Many people only talk about caring for their mental health on bad mental health days. In the past, I was one of those people. Not anymore.
I’ve finally realized that caring for my mental health on good mental health days is vitally important. I believe this is important for everyone, not just people who are living with a mental illness.
Before I explain how I care for myself on good days, I want to make one point clear: mental health and mental illness are different things. Everyone has mental health, yet only people with a mental illness have mental illness. Although, I believe everyone should care for their mental health, whether they live with a mental illness or not.
I’m living with mental illness; I have bipolar disorder and obsessive compulsive disorder. These disorders create a balancing act of anxiety and depression that I’ve become accustomed to living with. I have bad mental health days and good mental health days.
In the past I’ve focused heavily on my mental health during bad days; the days when depression was relentless, or when my anxiety spiraled out of control. On good mental health days, however, I never really gave my mental health much thought. I just enjoyed my good day, milked it for all it was worth, and moved on… knowing that another bad day would soon follow.
This approach potentially caused me to have more bad days. I recently looked back in my calendar at some of my very worst mental health days. I quickly noticed a trend; my worst days frequently fell right after some of my best. I realized: I’m absolutely exhausting myself on good mental health days, I’m doing too much, and I’m causing myself to crash.
I started thinking… When someone is drinking, you’ll sometimes hear them say, “I’m gonna have a hangover tomorrow, I should stop.” When someone is working out, you’ll sometimes hear them say, “I know I’m gonna be sore tomorrow, I should slow down.” So, why shouldn’t I do the same for my mental health?
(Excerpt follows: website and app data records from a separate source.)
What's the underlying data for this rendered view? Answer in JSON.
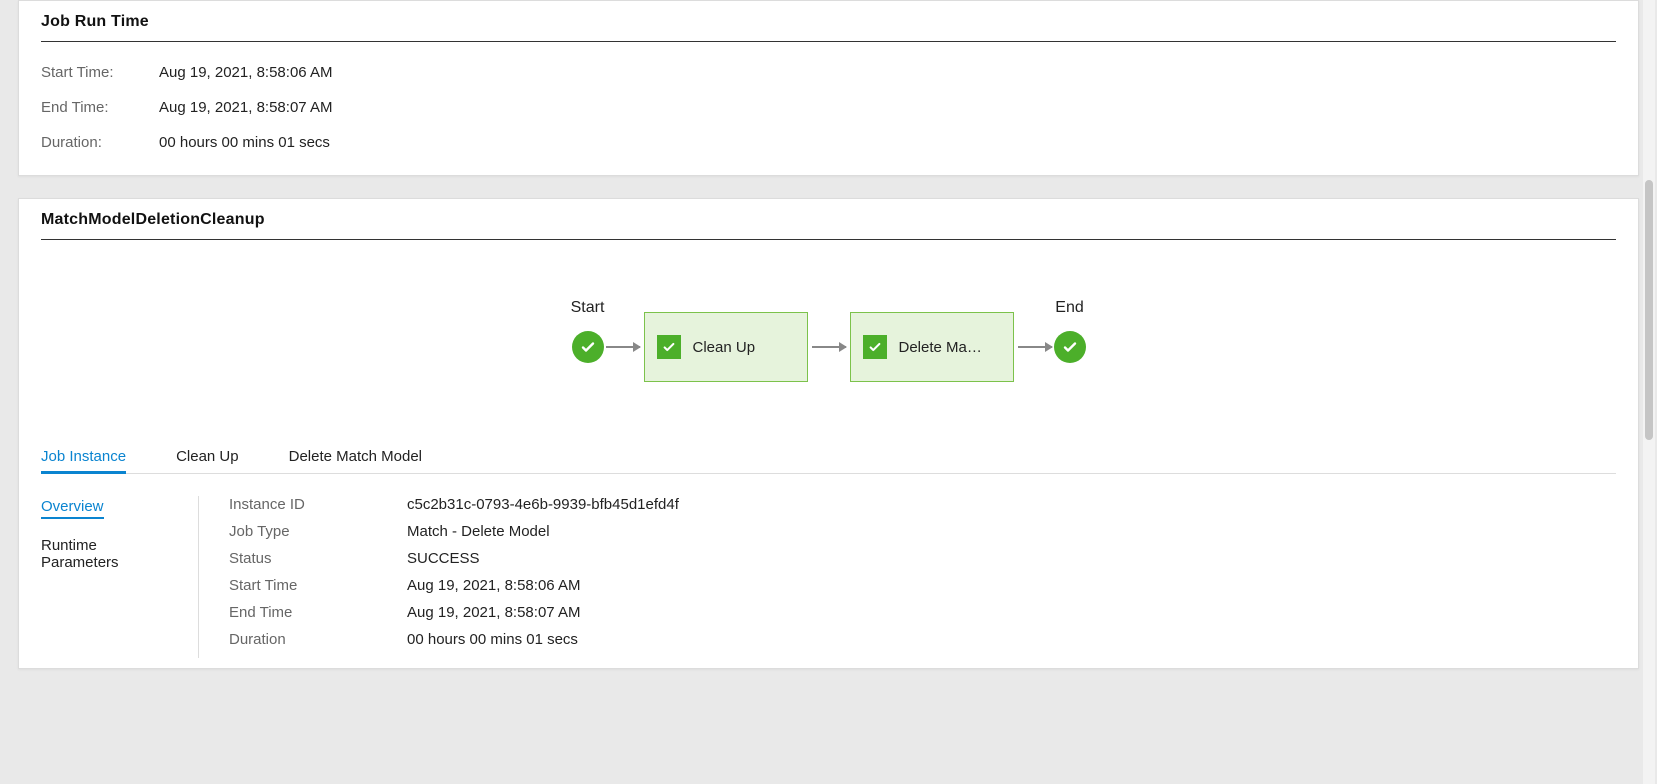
{
  "jobRunTime": {
    "title": "Job Run Time",
    "startTimeLabel": "Start Time:",
    "startTimeValue": "Aug 19, 2021, 8:58:06 AM",
    "endTimeLabel": "End Time:",
    "endTimeValue": "Aug 19, 2021, 8:58:07 AM",
    "durationLabel": "Duration:",
    "durationValue": "00 hours 00 mins 01 secs"
  },
  "workflow": {
    "title": "MatchModelDeletionCleanup",
    "startLabel": "Start",
    "endLabel": "End",
    "steps": [
      {
        "label": "Clean Up"
      },
      {
        "label": "Delete Ma…"
      }
    ]
  },
  "tabs": {
    "items": [
      {
        "label": "Job Instance",
        "active": true
      },
      {
        "label": "Clean Up",
        "active": false
      },
      {
        "label": "Delete Match Model",
        "active": false
      }
    ]
  },
  "sideNav": {
    "items": [
      {
        "label": "Overview",
        "active": true
      },
      {
        "label": "Runtime Parameters",
        "active": false
      }
    ]
  },
  "details": {
    "rows": [
      {
        "label": "Instance ID",
        "value": "c5c2b31c-0793-4e6b-9939-bfb45d1efd4f"
      },
      {
        "label": "Job Type",
        "value": "Match - Delete Model"
      },
      {
        "label": "Status",
        "value": "SUCCESS"
      },
      {
        "label": "Start Time",
        "value": "Aug 19, 2021, 8:58:06 AM"
      },
      {
        "label": "End Time",
        "value": "Aug 19, 2021, 8:58:07 AM"
      },
      {
        "label": "Duration",
        "value": "00 hours 00 mins 01 secs"
      }
    ]
  }
}
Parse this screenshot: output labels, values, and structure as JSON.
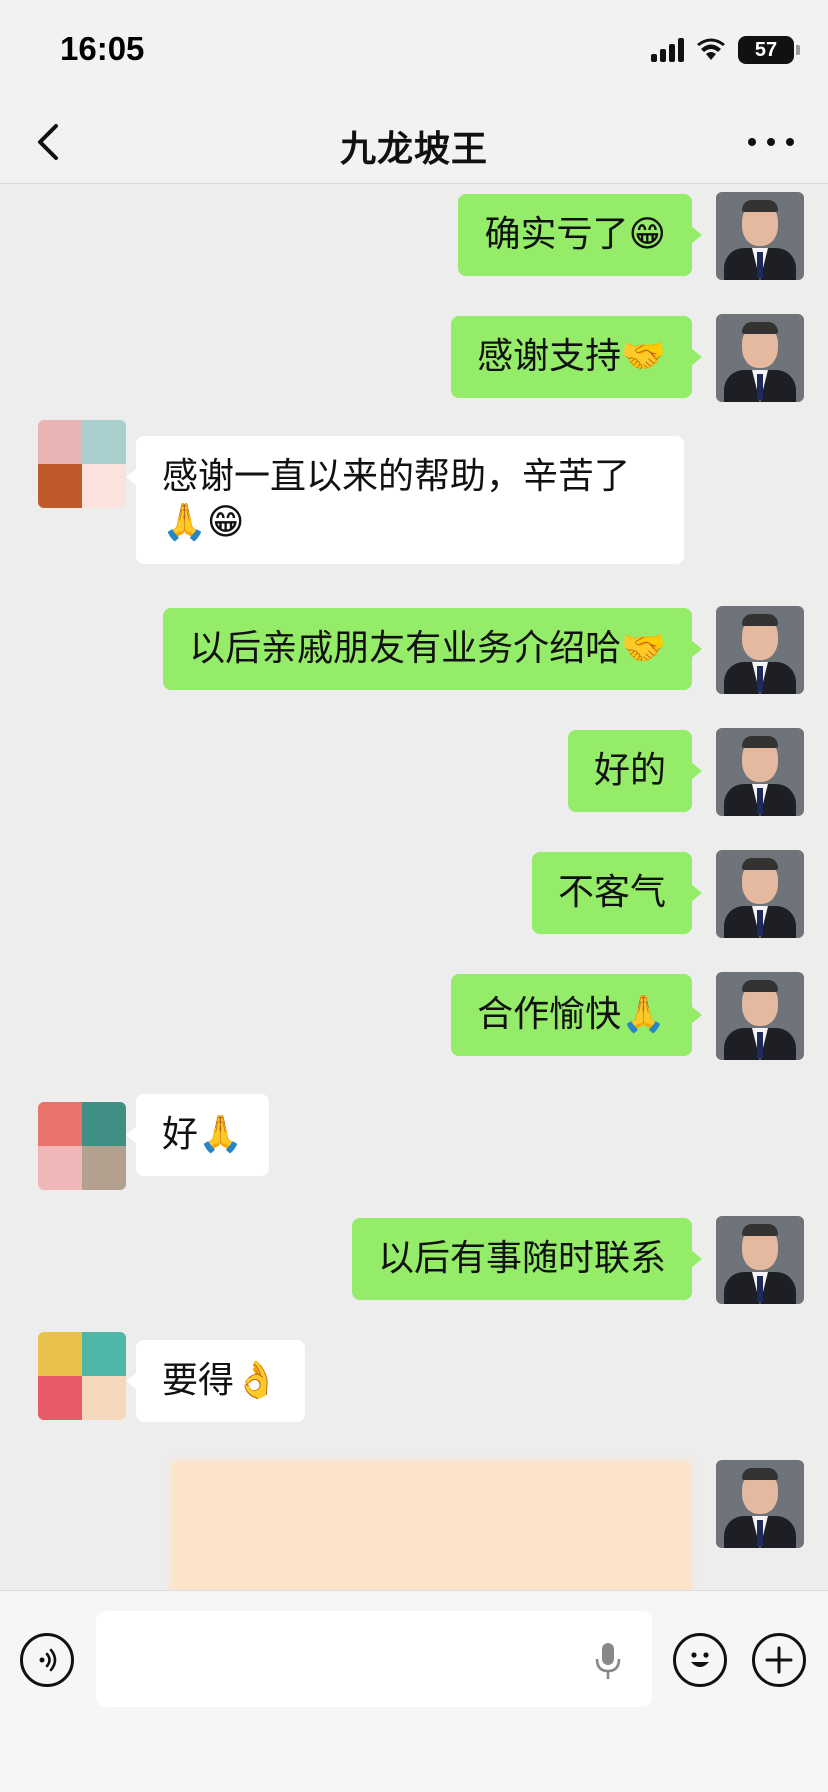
{
  "status_bar": {
    "time": "16:05",
    "battery": "57"
  },
  "header": {
    "title": "九龙坡王"
  },
  "messages": [
    {
      "side": "me",
      "text": "确实亏了😁"
    },
    {
      "side": "me",
      "text": "感谢支持🤝"
    },
    {
      "side": "other",
      "text": "感谢一直以来的帮助，辛苦了🙏😁"
    },
    {
      "side": "me",
      "text": "以后亲戚朋友有业务介绍哈🤝"
    },
    {
      "side": "me",
      "text": "好的"
    },
    {
      "side": "me",
      "text": "不客气"
    },
    {
      "side": "me",
      "text": "合作愉快🙏"
    },
    {
      "side": "other",
      "text": "好🙏"
    },
    {
      "side": "me",
      "text": "以后有事随时联系"
    },
    {
      "side": "other",
      "text": "要得👌"
    }
  ],
  "input": {
    "placeholder": ""
  },
  "colors": {
    "my_bubble": "#95ec69",
    "other_bubble": "#ffffff",
    "background": "#ededed"
  }
}
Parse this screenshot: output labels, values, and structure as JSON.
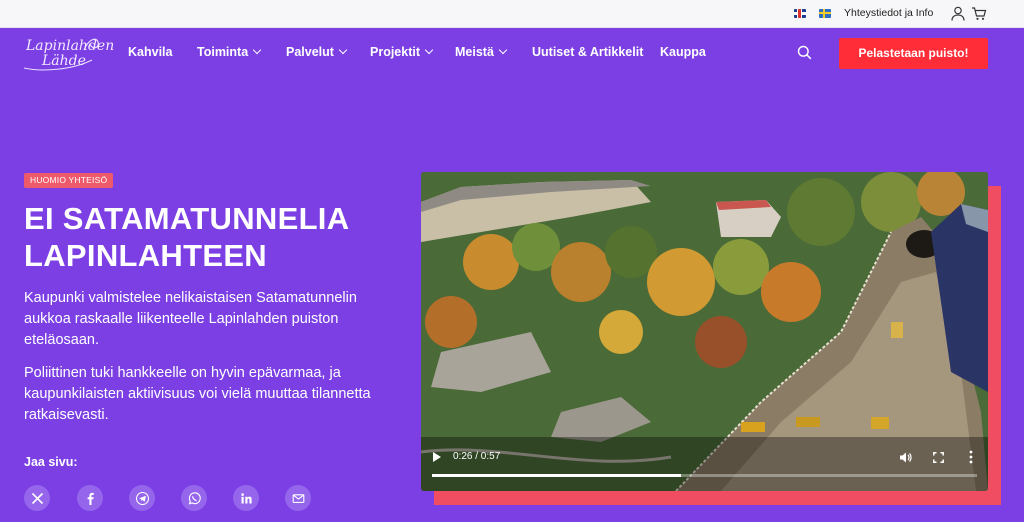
{
  "topbar": {
    "flags": [
      "uk-flag-icon",
      "sweden-flag-icon"
    ],
    "contact_link": "Yhteystiedot ja Info",
    "icons": [
      "user-icon",
      "cart-icon"
    ]
  },
  "logo": {
    "line1": "Lapinlahden",
    "line2": "Lähde"
  },
  "nav": {
    "items": [
      {
        "label": "Kahvila",
        "dropdown": false
      },
      {
        "label": "Toiminta",
        "dropdown": true
      },
      {
        "label": "Palvelut",
        "dropdown": true
      },
      {
        "label": "Projektit",
        "dropdown": true
      },
      {
        "label": "Meistä",
        "dropdown": true
      },
      {
        "label": "Uutiset & Artikkelit",
        "dropdown": false
      },
      {
        "label": "Kauppa",
        "dropdown": false
      }
    ],
    "search_icon": "search-icon",
    "cta_label": "Pelastetaan puisto!"
  },
  "hero": {
    "badge": "HUOMIO YHTEISÖ",
    "title": "EI SATAMATUNNELIA LAPINLAHTEEN",
    "paragraph1": "Kaupunki valmistelee nelikaistaisen Satamatunnelin aukkoa raskaalle liikenteelle Lapinlahden puiston eteläosaan.",
    "paragraph2": "Poliittinen tuki hankkeelle on hyvin epävarmaa, ja kaupunkilaisten aktiivisuus voi vielä muuttaa tilannetta ratkaisevasti.",
    "share_label": "Jaa sivu:",
    "share_icons": [
      "x-icon",
      "facebook-icon",
      "telegram-icon",
      "whatsapp-icon",
      "linkedin-icon",
      "email-icon"
    ]
  },
  "video": {
    "time": "0:26 / 0:57",
    "progress": 0.456,
    "controls": [
      "play-icon",
      "volume-icon",
      "fullscreen-icon",
      "more-icon"
    ]
  },
  "colors": {
    "background": "#7b3fe4",
    "cta": "#ff2d37",
    "badge": "#ef5a6b",
    "video_shadow": "#f04d63"
  }
}
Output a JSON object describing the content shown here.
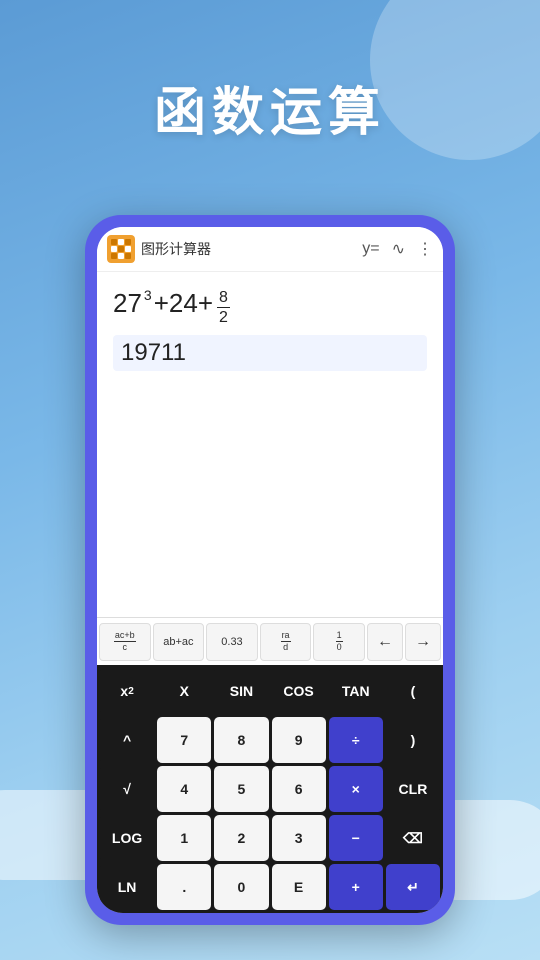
{
  "page": {
    "title": "函数运算",
    "bg_color": "#5b9bd5"
  },
  "app": {
    "name": "图形计算器",
    "icon_label": "图形计算器"
  },
  "header": {
    "title": "图形计算器",
    "btn_y": "y=",
    "btn_wave": "∿",
    "btn_more": "⋮"
  },
  "display": {
    "expression": "27³+24+8/2",
    "result": "19711"
  },
  "scroll_bar": {
    "btn1": "ac+b/c",
    "btn2": "ab+ac",
    "btn3": "0.33",
    "btn4": "ra/d",
    "btn5": "1/0",
    "nav_left": "←",
    "nav_right": "→"
  },
  "keyboard": {
    "row1": [
      {
        "label": "x²",
        "type": "dark"
      },
      {
        "label": "X",
        "type": "dark"
      },
      {
        "label": "SIN",
        "type": "dark"
      },
      {
        "label": "COS",
        "type": "dark"
      },
      {
        "label": "TAN",
        "type": "dark"
      },
      {
        "label": "(",
        "type": "dark"
      }
    ],
    "row2": [
      {
        "label": "^",
        "type": "dark"
      },
      {
        "label": "7",
        "type": "white"
      },
      {
        "label": "8",
        "type": "white"
      },
      {
        "label": "9",
        "type": "white"
      },
      {
        "label": "÷",
        "type": "blue"
      },
      {
        "label": ")",
        "type": "dark"
      }
    ],
    "row3": [
      {
        "label": "√",
        "type": "dark"
      },
      {
        "label": "4",
        "type": "white"
      },
      {
        "label": "5",
        "type": "white"
      },
      {
        "label": "6",
        "type": "white"
      },
      {
        "label": "×",
        "type": "blue"
      },
      {
        "label": "CLR",
        "type": "dark"
      }
    ],
    "row4": [
      {
        "label": "LOG",
        "type": "dark"
      },
      {
        "label": "1",
        "type": "white"
      },
      {
        "label": "2",
        "type": "white"
      },
      {
        "label": "3",
        "type": "white"
      },
      {
        "label": "−",
        "type": "blue"
      },
      {
        "label": "⌫",
        "type": "dark"
      }
    ],
    "row5": [
      {
        "label": "LN",
        "type": "dark"
      },
      {
        "label": ".",
        "type": "white"
      },
      {
        "label": "0",
        "type": "white"
      },
      {
        "label": "E",
        "type": "white"
      },
      {
        "label": "+",
        "type": "blue"
      },
      {
        "label": "↵",
        "type": "blue"
      }
    ]
  }
}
On good mental health days, I’m typically capable of doing more, but that doesn’t mean I should. I’m capable of doing more house chores, socializing more, and staying out later… but that doesn’t mean I should. What I should do is think about my mental health, and the “mental health hangover” that I might cause if I do more.
So, that’s what I’ve been doing, and it’s amazing. Since I started implementing this I’ve had many more good days. Additionally, I haven’t experienced the crashes that typically follow a really good day.
Here’s how I do it, on good mental health days I ask myself; “how will this make me feel tomorrow?”, “how much energy will this take?”, or “have I reached my limit for today?”. If I feel like I’ve passed my limit I simply say, “I’m done for the day”, or “I’m going to save that energy for tomorrow”.
For example: Yesterday was a really good mental health day for me, because of that I was able to accomplish a lot around the house and have some fun. Yesterday night my husband asked if I wanted to go out. It sounded like a great time; book stores, video game shops, and other fun places. The ‘old me’ would have went, I would have walked from store to store, socializing with everyone I came across, attempting to take full advantage of my good mental health day. Then, today, I would have crashed from exhaustion. However, ‘new me’ said “no” to going out. I simply said, “I’ve hit my limit for today, I think I should save that energy”. My husband completely understood, we spent the night resting at home, and I feel rested today. No crash.
Basically, it’s about knowing your limits, and caring for your mental health needs on the good days as well as the bad. This method has sincerely worked for me.
I can’t remedy all bad days. Bad days are a part of life and a part of living with a mental illness. What I can do is care for my mental health on good days so I don’t experience a “mental health hangover” crash.
Sincerely, Elizabeth – Uncustomary Housewife